You Never Stop Learning
By Andrew Wu
My first exposure to the Center for Civil and Human Rights was a field trip from Pace Academy sponsored by history faculty members. Although the Rolls Down Like Water: The American Civil Rights Movement Gallery was remarkable in its depiction of notable civil rights leaders and a simulation of the traumatic experience commonly associated with lunch counter sit-ins, the area in the Spark of Conviction: The Global Human Rights Movement Gallery that introduced the fundamentals of modern human rights and juxtaposed the most powerful inspirational leaders with the most brutal authoritarian rulers of the post-World War II era strongly hooked my interest to the Center. Thus, I decided to apply for an internship at the Center, slightly apprehensive because I did not consider myself to be a typical social activist, but all the more hopeful because of a breadth and depth of historical knowledge and an enthusiasm for understanding contemporary world events. The opportunity, as it turned out, was well worth it.

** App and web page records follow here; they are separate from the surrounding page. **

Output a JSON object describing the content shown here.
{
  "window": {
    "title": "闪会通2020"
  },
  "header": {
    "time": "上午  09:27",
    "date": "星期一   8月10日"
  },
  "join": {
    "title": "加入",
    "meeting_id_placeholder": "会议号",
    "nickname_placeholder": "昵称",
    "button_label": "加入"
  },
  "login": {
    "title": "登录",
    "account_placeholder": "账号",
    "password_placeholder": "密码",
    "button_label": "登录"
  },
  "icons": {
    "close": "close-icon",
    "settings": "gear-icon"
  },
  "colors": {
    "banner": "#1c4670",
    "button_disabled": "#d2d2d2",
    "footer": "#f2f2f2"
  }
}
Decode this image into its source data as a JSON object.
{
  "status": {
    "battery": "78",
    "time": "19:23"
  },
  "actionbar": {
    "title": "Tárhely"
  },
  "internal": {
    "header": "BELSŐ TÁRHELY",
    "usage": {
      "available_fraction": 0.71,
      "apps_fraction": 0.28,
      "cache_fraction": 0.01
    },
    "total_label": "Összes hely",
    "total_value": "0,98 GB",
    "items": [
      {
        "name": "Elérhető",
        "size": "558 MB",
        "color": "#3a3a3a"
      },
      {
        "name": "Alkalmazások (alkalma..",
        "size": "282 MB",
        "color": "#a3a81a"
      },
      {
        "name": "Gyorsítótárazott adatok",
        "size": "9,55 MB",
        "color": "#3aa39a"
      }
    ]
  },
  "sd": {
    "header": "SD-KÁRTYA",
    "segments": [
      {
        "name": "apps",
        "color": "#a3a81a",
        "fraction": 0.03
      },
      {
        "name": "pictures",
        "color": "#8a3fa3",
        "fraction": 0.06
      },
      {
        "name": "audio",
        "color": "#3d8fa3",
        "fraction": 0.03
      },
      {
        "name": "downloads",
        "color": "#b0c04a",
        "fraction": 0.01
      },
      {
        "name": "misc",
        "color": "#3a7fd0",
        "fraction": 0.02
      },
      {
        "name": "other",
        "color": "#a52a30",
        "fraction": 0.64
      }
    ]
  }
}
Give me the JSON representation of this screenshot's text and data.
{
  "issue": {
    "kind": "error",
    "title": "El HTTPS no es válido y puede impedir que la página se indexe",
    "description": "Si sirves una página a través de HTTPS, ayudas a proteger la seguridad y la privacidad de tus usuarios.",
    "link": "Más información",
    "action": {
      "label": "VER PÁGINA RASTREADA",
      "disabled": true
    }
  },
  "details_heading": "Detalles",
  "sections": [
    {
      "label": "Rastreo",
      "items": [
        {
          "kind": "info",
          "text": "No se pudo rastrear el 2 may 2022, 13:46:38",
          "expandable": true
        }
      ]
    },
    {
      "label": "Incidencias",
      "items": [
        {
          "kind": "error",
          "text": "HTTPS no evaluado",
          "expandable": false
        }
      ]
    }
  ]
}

While working on the educational aspect of the Center’s programs, I realized that planning and organizing field trips and other educational programs involved a painstaking matching of exhibit offerings to state academic curriculum standards. Through this process, I was able to examine both the aspects of the exhibits that may be overlooked more than others as well as a behind-the-scenes process of teaching to academic standards. These matched standards are then used to create field guides, lesson plans, and supplemental materials for schools that visit the Center. Additionally, the connection between the Civil Rights exhibit and the Human Rights exhibit creates an interesting dynamic to promote students’ awareness of connections between past and present struggles for freedom and equality. The Center also provides an environment that sparks casual and formal discussion of present forms of discrimination and human rights abuses, whether in the workspace or in large event rooms. A striking example would be considering one’s “ethical footprint,” which includes the labor costs and potential violations involved in the production of consumer goods that ordinary people purchase unawares.
In short, the presence of a gallery that showcases the American Civil Rights Movement allows for the museum’s expansion into the pre and post-movement efforts of civil rights leaders, while likewise the presence of a gallery that relates current events means that the Center will continually evolve to address the issues of today’s world.